■ TASK DETAILS:
Copy every line of the following data that includes the string "trueideal".

[Start of section]

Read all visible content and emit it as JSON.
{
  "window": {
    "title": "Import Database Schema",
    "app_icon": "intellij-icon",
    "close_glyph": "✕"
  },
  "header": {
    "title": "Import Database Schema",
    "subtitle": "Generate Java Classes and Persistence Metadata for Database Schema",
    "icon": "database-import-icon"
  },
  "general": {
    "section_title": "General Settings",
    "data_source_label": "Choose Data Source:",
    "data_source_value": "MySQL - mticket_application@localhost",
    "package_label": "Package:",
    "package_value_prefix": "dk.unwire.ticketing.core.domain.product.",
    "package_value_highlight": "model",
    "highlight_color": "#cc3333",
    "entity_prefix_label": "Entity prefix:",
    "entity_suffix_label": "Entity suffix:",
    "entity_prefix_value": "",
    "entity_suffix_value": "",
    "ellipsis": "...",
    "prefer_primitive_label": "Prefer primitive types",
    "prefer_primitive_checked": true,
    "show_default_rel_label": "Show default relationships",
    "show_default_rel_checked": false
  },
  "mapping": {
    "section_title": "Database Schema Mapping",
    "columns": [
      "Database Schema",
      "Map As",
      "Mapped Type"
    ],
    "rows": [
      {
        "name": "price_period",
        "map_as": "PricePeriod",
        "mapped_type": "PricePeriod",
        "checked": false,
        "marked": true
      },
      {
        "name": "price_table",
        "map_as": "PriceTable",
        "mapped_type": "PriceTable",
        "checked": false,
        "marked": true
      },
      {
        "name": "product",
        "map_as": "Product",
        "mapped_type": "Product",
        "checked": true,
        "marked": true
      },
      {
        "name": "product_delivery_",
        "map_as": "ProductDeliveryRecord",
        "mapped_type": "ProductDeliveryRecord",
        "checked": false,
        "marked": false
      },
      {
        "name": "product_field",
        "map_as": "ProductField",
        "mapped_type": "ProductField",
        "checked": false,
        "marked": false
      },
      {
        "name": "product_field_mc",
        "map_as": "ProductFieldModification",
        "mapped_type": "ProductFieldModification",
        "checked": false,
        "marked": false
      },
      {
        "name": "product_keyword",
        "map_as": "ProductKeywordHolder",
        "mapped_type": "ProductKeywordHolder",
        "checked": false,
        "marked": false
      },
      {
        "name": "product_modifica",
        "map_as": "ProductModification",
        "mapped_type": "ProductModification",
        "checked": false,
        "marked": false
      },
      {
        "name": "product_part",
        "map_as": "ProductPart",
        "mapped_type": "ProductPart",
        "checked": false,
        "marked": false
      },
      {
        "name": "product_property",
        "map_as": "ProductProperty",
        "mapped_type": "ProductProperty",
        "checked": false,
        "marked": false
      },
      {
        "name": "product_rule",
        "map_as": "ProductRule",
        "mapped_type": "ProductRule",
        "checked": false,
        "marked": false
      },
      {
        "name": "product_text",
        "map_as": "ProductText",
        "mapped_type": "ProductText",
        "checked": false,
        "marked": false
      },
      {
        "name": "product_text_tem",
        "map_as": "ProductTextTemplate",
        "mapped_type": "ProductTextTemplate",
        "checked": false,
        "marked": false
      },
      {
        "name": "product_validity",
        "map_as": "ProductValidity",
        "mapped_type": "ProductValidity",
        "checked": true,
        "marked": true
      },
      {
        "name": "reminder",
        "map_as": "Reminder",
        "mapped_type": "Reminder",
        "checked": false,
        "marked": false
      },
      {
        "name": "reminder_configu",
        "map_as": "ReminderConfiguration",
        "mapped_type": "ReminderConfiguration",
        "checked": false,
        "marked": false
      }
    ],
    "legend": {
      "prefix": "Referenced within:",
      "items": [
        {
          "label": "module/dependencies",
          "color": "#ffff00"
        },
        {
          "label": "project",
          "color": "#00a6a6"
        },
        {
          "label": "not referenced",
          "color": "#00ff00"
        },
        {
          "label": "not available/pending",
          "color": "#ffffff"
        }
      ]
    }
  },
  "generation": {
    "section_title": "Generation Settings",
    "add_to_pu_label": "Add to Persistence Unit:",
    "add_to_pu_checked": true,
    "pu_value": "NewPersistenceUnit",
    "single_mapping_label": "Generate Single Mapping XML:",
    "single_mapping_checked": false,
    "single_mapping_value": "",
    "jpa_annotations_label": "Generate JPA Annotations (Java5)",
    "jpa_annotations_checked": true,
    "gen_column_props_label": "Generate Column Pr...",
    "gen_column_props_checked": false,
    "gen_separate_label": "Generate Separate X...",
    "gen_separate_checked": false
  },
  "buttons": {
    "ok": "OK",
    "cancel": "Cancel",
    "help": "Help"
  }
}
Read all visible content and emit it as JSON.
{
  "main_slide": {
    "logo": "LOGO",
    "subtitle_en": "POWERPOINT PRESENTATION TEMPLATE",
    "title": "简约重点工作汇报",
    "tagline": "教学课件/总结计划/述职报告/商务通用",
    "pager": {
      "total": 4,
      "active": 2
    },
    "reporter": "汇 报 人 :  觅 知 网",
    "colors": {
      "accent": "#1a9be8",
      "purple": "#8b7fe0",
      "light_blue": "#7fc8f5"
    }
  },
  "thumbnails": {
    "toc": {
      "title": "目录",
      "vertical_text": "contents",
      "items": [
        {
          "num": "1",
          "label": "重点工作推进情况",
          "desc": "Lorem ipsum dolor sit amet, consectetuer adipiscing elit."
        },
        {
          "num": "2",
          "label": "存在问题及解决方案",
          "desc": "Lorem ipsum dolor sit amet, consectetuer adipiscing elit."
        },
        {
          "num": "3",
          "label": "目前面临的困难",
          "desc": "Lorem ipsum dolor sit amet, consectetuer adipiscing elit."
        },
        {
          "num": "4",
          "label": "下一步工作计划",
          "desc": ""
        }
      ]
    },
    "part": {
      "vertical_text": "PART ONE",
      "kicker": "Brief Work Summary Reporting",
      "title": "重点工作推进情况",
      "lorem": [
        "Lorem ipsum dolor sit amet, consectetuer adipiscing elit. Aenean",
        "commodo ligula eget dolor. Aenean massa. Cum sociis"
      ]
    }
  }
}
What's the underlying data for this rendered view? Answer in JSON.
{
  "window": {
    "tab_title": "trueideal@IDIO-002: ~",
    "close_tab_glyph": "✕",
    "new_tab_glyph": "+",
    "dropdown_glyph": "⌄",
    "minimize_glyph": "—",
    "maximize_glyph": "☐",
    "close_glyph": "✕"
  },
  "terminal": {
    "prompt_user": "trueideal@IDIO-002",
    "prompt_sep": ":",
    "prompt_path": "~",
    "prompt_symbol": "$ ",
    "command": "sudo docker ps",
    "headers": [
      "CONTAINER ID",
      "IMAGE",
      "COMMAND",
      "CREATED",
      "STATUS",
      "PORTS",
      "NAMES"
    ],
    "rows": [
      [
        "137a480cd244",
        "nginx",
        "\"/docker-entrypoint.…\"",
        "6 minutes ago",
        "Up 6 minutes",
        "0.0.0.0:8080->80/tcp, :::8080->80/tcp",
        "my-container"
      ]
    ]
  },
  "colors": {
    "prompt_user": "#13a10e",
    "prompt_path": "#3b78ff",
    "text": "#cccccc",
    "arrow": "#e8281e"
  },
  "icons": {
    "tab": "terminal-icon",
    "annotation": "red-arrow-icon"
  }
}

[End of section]

■ TASK OUTPUT:
    "tab_title": "trueideal@IDIO-002: ~",
    "prompt_user": "trueideal@IDIO-002",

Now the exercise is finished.